A major assault by Islamic State militants on Kurds in Syria has sent a wave of new refugees to the Turkish border, where they were stopped by Turkish border security. Turkey is already hosting about 700,000 Syrian refugees who fled the civil war between the government and the opposition. But the government in Ankara has a history of strained relations with Turkey's Kurdish minority. Zlatica Hoke reports Turkey is asking for international help.
Video

Video Whaling Summit Votes to Uphold Ban on Japan Whale Hunt

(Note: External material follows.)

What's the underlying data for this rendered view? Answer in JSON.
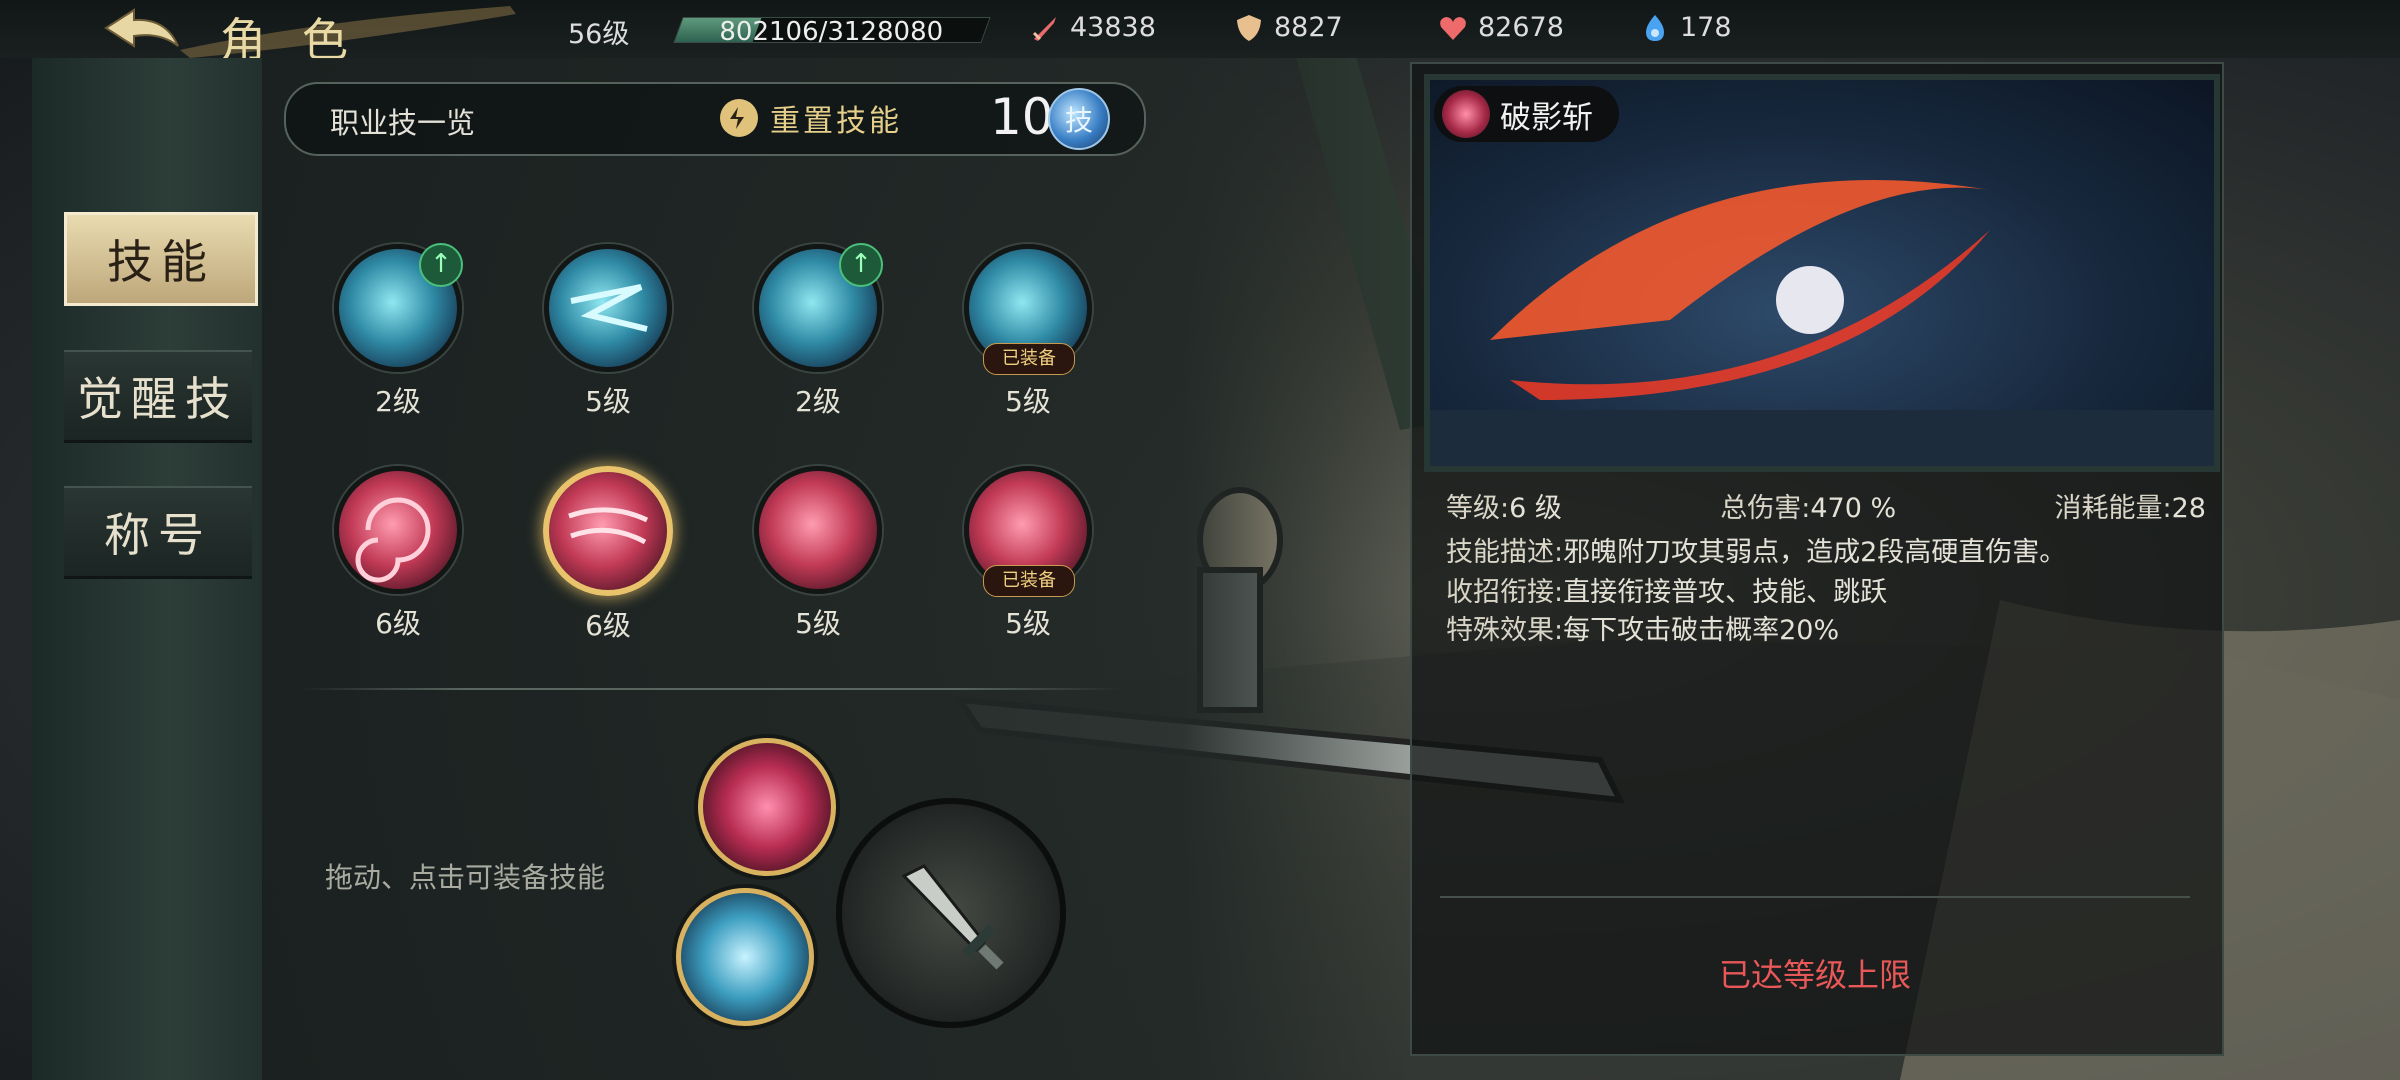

The International Whaling Commission, meeting in Slovenia, has voted to uphold a court ruling banning Japan from hunting whales in the Antarctic Ocean. Conservationists hailed the ruling as a victory, but Tokyo says it will submit revised plans for a whale hunt in 2015. Henry Ridgwell reports from London.
Video

Video A Dinosaur Fit for Land and Water

Residents and tourists in Washington D.C. can now examine a life-size replica of an unusual dinosaur that lived almost a hundred million years ago in northern Africa. Scientists say studying the behemoth named Spinosaurus helps them better understand how some prehistoric animals adapted to life on land and in water. The Spinosaurus replica is on display at the National Geographic museum. VOA’s George Putic has more.
Video

Video Iraqi Kurdistan Church Helps Christian Children Cope find shelter in churches in the Kurdish capital, Irbil

In the past six weeks, tens of thousands of Iraqi Christians have been forced to flee their homes by Islamic State militants and find shelter in churches in the Kurdish capital, Irbil. Despite U.S. airstrikes in the region, the prospect of people returning home is still very low and concerns are starting to grow over the impact this is having on the displaced youth. Sebastian Meyer reports from Irbil on how one church is coping.


Carnage and mayhem are part of daily life in northern Nigeria, the result of a terror campaign by the Islamist group Boko Haram. Fears are growing that Nigeria’s government may not know how to counter it, and may be making things worse. More

AppleAndroid